While the ATM has always been primarily a cash dispenser, there were efforts over the early years to introduce new functionality to generate additional revenue. Several banks unsuccessfully attempted to use it to sell postage stamps or transit fare cards. They realized that these types of alternative products required frequent resupply visits, which drove up servicing costs. Another marketing effort included selling advertisements on the back of transaction receipts, but since most receipts ended up in the ATM’s trash can, this, too was short-lived.
The introduction of a Windows operating system with its graphical capability opened a new range of functionality, with on-screen advertising now being played during previous "Please Wait" static instruction screens. Some ATM operators experimented with selling concert and other local event tickets. Such efforts were quickly abandoned when customers wanting quick access to their cash were forced to wait for minutes behind someone deciding on the best seat selection.
A major change in the ATM landscape took place in 1996, when Congress expressly excluded ATMs from being considered branches and eliminated geographical restrictions. Not only did this change create a major expansion of bank-owned, off-premise ATMs, but it also created the opportunity for independent ATM deployers to place ATMs in retail locations. Today, ATMs/cash dispensers owned and operated by nonfinancial institutions represent more than 60 percent of the machines in the United States.

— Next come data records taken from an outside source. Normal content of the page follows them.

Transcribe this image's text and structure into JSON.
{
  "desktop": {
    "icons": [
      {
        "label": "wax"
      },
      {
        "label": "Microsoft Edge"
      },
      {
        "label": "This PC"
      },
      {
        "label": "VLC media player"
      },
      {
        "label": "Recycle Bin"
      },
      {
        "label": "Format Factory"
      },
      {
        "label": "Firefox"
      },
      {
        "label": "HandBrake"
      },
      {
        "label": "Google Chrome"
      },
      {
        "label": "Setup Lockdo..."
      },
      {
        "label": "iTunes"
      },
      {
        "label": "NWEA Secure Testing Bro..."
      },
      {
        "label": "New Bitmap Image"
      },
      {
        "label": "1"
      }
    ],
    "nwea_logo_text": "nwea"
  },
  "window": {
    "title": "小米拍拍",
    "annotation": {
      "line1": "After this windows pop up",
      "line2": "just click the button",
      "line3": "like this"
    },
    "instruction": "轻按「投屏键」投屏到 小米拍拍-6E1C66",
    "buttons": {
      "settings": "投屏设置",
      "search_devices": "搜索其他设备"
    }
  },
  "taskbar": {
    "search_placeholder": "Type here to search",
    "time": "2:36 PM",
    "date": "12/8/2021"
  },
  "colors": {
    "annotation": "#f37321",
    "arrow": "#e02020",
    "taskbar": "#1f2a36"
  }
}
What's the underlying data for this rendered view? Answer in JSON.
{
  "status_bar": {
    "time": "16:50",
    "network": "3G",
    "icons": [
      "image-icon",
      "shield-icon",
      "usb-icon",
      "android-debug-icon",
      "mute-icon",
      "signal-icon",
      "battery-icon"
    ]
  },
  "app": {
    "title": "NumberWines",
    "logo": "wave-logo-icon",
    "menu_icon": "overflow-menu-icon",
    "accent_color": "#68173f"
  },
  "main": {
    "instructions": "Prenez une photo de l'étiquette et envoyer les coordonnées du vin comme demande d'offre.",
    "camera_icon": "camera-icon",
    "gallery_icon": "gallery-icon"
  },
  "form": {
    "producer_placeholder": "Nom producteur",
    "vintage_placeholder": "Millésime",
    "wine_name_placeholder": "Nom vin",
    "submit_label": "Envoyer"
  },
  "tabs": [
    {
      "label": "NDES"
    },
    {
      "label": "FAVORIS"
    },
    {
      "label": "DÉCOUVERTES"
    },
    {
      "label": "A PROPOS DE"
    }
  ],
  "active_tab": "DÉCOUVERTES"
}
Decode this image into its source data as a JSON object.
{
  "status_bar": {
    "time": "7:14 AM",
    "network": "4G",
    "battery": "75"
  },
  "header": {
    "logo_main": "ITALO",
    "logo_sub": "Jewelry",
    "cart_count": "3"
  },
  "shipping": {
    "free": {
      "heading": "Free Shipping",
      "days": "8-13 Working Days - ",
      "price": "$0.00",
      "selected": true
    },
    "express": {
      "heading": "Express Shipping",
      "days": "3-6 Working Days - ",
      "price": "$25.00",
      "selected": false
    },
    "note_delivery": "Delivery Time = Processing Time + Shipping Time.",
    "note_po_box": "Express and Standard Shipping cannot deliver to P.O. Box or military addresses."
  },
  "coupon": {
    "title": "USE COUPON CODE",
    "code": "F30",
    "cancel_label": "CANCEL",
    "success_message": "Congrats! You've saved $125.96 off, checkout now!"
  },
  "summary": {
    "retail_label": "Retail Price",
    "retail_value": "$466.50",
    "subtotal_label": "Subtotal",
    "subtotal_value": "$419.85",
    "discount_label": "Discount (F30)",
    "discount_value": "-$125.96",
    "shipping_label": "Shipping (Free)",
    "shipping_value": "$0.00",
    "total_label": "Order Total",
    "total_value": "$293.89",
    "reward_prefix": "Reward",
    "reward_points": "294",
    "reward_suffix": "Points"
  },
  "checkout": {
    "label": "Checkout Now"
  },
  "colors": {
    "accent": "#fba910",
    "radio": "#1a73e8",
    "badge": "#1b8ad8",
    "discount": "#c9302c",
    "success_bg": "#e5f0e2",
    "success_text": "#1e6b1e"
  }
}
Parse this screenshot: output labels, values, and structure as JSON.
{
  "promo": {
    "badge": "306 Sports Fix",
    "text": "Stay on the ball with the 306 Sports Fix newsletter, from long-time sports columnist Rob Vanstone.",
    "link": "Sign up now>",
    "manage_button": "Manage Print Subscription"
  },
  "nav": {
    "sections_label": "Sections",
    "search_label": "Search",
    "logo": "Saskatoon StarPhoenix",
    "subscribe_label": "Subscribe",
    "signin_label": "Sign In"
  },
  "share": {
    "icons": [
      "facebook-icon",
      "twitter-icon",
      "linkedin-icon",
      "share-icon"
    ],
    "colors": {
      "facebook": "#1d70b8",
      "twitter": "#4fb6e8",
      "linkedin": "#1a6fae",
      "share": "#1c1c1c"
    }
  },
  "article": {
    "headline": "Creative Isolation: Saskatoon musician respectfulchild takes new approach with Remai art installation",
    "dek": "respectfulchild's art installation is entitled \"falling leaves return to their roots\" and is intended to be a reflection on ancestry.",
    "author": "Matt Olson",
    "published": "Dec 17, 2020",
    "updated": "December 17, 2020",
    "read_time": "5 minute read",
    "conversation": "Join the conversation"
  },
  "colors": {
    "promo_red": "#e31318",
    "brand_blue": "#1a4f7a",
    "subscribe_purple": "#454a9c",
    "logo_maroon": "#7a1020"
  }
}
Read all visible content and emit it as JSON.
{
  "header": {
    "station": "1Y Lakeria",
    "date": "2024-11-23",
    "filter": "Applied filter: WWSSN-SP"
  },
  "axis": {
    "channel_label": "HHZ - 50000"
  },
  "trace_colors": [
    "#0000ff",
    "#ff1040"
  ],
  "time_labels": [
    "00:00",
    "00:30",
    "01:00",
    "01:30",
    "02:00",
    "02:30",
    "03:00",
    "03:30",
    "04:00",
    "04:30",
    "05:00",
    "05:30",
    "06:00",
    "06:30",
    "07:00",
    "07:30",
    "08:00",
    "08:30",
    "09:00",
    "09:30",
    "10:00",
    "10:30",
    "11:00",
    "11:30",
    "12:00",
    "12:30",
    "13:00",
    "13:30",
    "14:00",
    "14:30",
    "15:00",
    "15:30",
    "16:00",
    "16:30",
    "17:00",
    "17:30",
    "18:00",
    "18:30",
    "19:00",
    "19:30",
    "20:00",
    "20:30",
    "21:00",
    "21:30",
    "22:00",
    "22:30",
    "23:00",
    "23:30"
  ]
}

ATMs have played a vital role during the COVID-19 pandemic in maintaining banking services for consumers while banking offices were closed or operating with reduced hours or staffing levels. Many ATMs use imaging for check and cash deposits. Reported usage has increased significantly. With all the successes and failures throughout the ATM’s history, one thing has been consistent for 50 years: the cash dispensers. They are and have always been an excellent tool to handle that functionality 50 years after their introduction. Talk about standing up to the test of time!
So, what is next for the ATM? The Consortium for Next Gen ATMs, representing more than 400 companies in 55 countries, has been working for the last five years to develop a globally interoperative software platform for APIs (for application programming interface) for the ATM to support additional functionality such as interactive teller sessions and cardless and contactless transaction support. Our readers have seen previous posts documenting the reduced usage of cash, especially by millennials. The ATM industry is looking to explore new avenues of service and revenue to offset reduced transaction volume.
Are there any additional functions you would like to see at your ATM? We would enjoy hearing your perspective on the ATM’s future.